--- INFORMATION SHOWN Enclosed Below ---

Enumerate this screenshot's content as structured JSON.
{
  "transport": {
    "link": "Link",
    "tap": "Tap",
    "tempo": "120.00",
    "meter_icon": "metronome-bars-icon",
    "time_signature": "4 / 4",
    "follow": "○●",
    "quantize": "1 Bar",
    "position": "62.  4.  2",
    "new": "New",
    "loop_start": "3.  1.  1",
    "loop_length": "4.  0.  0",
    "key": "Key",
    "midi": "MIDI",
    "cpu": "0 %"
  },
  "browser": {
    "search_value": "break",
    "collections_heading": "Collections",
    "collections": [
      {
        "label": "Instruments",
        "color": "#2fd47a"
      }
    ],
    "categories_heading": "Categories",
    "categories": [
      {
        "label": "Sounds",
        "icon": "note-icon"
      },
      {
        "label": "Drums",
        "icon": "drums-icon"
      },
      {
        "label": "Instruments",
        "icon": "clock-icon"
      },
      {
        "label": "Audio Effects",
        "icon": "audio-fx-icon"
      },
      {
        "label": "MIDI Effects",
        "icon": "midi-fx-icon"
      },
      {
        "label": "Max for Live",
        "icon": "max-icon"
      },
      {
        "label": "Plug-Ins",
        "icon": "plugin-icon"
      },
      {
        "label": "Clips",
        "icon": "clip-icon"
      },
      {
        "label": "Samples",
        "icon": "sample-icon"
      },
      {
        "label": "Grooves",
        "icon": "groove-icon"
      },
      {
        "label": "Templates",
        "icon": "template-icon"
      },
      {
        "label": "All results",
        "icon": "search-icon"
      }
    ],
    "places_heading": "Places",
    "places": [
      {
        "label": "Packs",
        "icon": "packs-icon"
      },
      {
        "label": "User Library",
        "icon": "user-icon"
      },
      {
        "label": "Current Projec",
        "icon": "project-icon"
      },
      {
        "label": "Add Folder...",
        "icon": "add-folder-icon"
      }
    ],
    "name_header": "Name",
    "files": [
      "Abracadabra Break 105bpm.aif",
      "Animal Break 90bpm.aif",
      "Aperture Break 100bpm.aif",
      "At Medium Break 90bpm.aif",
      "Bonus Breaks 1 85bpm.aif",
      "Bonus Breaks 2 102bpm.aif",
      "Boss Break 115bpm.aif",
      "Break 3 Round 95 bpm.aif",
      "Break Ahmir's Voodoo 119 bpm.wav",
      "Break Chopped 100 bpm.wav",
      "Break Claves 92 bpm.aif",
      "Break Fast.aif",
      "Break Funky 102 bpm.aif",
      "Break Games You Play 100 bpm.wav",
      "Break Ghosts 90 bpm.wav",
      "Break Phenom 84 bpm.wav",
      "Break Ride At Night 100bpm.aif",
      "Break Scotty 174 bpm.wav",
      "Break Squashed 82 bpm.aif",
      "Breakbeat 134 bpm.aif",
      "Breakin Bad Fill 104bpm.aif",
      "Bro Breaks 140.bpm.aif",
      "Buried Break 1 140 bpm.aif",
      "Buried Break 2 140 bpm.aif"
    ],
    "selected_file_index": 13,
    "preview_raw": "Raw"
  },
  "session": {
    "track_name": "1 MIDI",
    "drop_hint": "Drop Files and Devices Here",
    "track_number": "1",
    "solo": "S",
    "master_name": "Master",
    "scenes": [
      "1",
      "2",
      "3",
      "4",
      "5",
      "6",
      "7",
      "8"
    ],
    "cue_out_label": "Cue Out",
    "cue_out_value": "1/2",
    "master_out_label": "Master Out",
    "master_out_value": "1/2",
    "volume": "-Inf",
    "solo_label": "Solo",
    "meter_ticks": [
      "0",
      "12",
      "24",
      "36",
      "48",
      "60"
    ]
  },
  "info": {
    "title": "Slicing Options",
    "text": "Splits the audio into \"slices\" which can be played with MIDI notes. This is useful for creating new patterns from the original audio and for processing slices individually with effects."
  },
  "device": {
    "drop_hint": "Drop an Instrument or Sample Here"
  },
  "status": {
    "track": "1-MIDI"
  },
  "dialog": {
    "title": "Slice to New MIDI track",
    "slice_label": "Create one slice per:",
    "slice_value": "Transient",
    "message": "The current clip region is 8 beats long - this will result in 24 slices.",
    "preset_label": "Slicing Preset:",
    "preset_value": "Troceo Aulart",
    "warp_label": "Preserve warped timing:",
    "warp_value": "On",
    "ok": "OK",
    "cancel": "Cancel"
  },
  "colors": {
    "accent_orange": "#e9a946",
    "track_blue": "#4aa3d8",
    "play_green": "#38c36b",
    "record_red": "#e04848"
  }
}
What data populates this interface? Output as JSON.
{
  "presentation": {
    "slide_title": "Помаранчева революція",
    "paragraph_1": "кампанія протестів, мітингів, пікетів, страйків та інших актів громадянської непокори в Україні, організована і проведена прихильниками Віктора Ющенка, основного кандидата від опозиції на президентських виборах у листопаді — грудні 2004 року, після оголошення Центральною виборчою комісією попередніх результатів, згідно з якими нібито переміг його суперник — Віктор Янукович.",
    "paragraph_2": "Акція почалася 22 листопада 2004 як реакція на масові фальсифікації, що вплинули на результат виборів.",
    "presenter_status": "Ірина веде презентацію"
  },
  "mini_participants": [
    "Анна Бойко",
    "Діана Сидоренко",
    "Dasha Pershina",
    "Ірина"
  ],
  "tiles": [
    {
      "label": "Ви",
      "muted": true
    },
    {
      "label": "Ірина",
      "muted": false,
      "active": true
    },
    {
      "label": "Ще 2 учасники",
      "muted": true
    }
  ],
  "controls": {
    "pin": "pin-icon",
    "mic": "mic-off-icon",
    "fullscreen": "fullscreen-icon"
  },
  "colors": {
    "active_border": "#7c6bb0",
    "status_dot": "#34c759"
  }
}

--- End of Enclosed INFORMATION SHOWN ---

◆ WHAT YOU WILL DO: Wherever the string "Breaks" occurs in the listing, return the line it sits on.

◆ WRITTEN SOLUTION:
      "Bonus Breaks 1 85bpm.aif",
      "Bonus Breaks 2 102bpm.aif",
      "Bro Breaks 140.bpm.aif",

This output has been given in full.